As a side note: I am always amused by the Cook’s Tale. It’s just such a romp (and, for our purposes, a London romp), and, though it provides little in substance, it leaves us with Perkyn’s friend’s prostitute wife. It’s almost unfair that it stops there.
The journal activity of the week is focused on the Nowell Codex. As we intend to visit the British Library to see the Beowulf manuscript (fingers crossed it is not pulled from display for some reason), I wanted students to have some background so they would be more knowledgeable about what they will see. To that end, we are reading through and examining a series of sites:
- British Library page on the Beowulf manuscript (both the video and the podcast, located at the end)
- British Library Sir John Ritblat Gallery page
The activity includes responding in journals about the information learned in these sites as well as reflecting on the experience of looking digitally at this manuscript. Part of the intention is to take a whirlwind tour of medieval manuscripts by looking at the Beowulf in particular. I am curious what the students will pull out for this exercise.
Next week: we will continue our journey to Canterbury.
Chaucer, Geoffrey. The Canterbury Tales. Librarius, 1997. Web. 3 Feb. 2014.
Dunbar, William. The Poems of William Dunbar. Ed. Bellyse Baildon. Cambridge: Cambridge UP, 1907. Print.
FitzStephen, William. “Description of London.” Florilegium Urbanum, 10 Dec. 2013. Web. 3 Feb. 2014.
Hanna, Ralph. “Images of London in medieval English literature.” The Cambridge Companion to the Literature of London. Cambridge: Cambridge UP, 2011. 19-33. Print.

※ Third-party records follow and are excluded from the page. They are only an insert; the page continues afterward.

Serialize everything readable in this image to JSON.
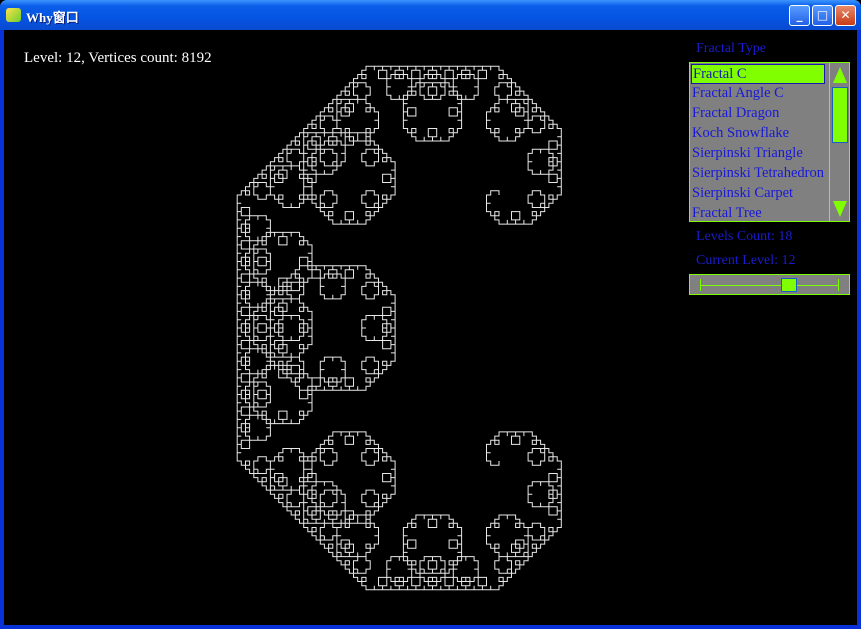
{
  "window": {
    "title": "Why窗口",
    "buttons": [
      "minimize",
      "maximize",
      "close"
    ]
  },
  "status": {
    "text": "Level: 12, Vertices count: 8192"
  },
  "panel": {
    "fractal_type_label": "Fractal Type",
    "fractal_types": [
      "Fractal C",
      "Fractal Angle C",
      "Fractal Dragon",
      "Koch Snowflake",
      "Sierpinski Triangle",
      "Sierpinski Tetrahedron",
      "Sierpinski Carpet",
      "Fractal Tree"
    ],
    "selected": "Fractal C",
    "levels_count_label": "Levels Count: 18",
    "current_level_label": "Current Level: 12",
    "levels_count": 18,
    "current_level": 12
  },
  "colors": {
    "accent": "#7fff00",
    "text": "#1818d8",
    "fractal": "#ffffff",
    "background": "#000000"
  }
}
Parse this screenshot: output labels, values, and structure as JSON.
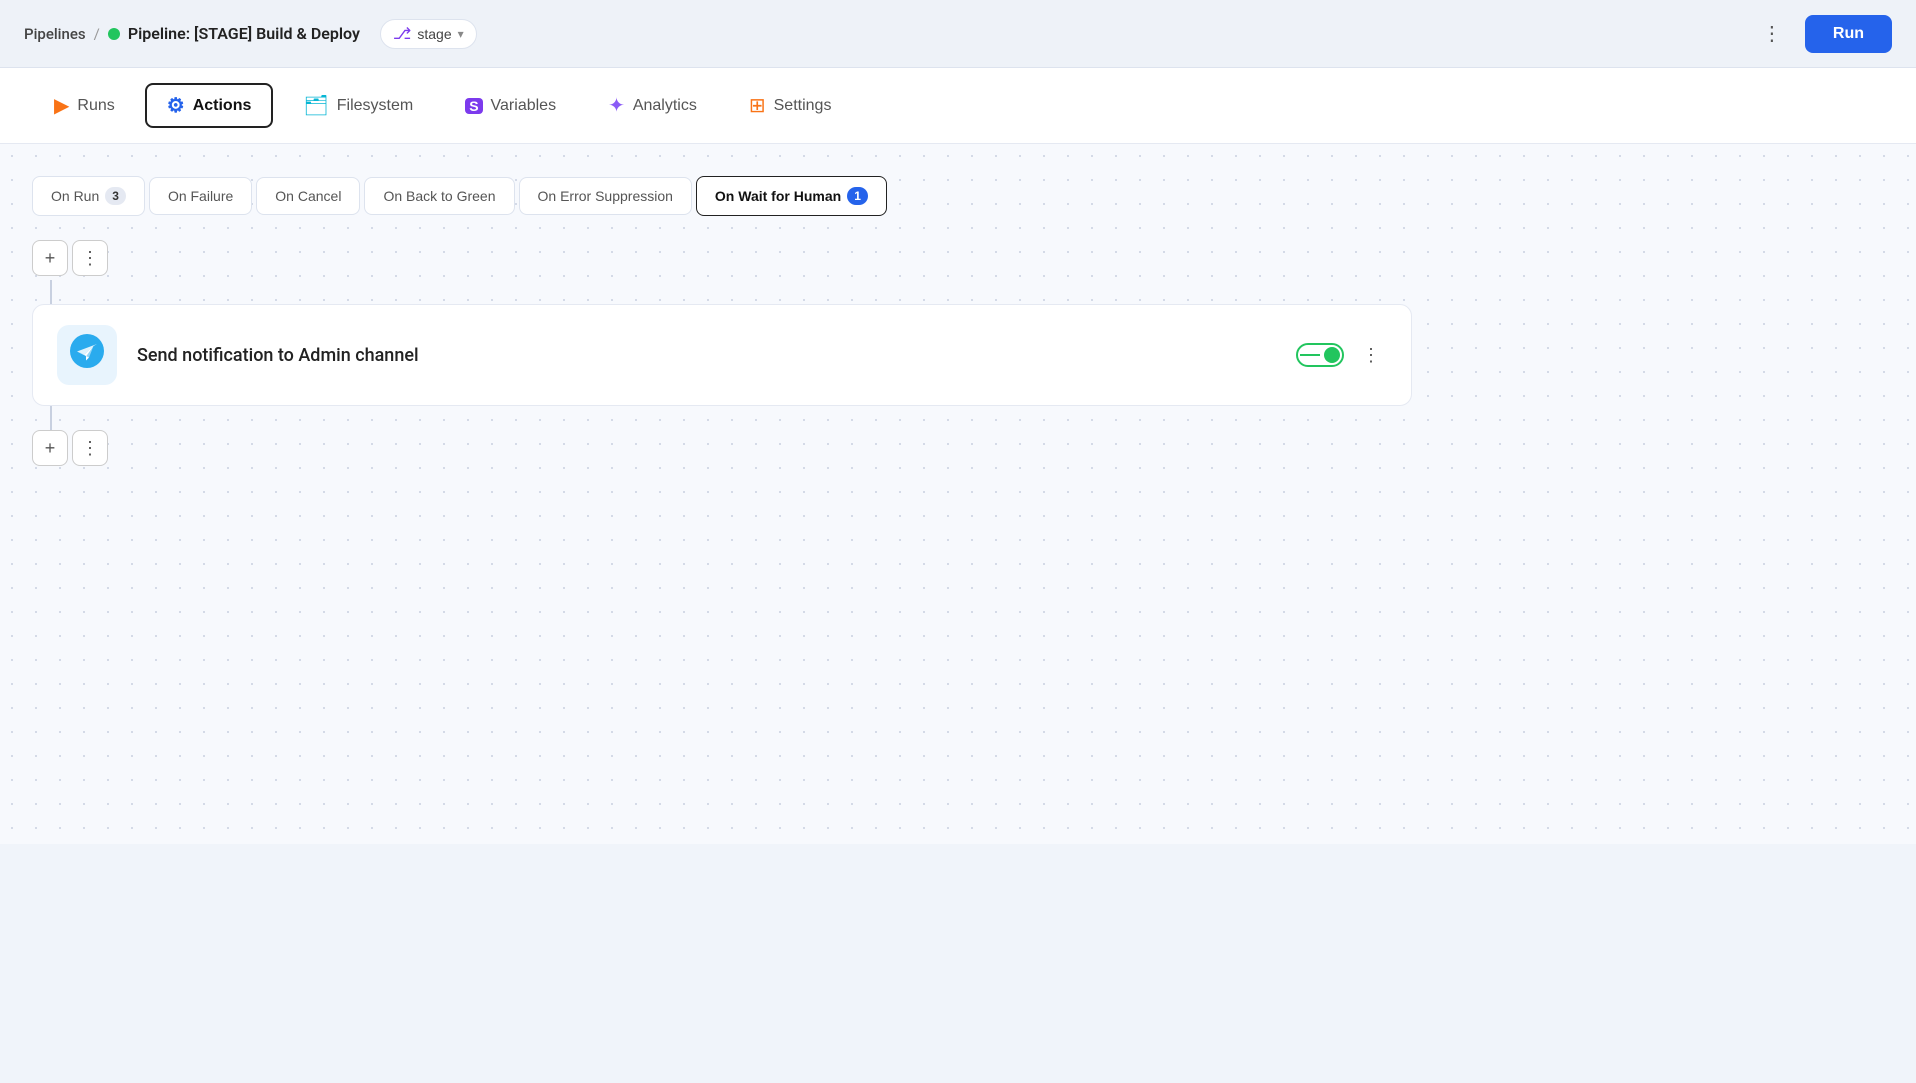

Maidstone, Richard. Concordia (The Reconciliation of Richard II with London). Ed. David R. Carlson. Trans. A.G. Rigg. TEAMS Middle English Text Series. Kalamazoo, MI: Medieval Institute Publications, 2003. Web. 3 Feb. 2014.
Tracy, Kisha G. “Defining the Medieval City through Death: A Case Study.” Urban Space in the Middle Ages and the Early Modern Age. Ed. Albrecht Classen. Fundamentals of Medieval and Early Modern Culture 4. New York/Berlin: de Gruyter, 2009. 183-204. Print.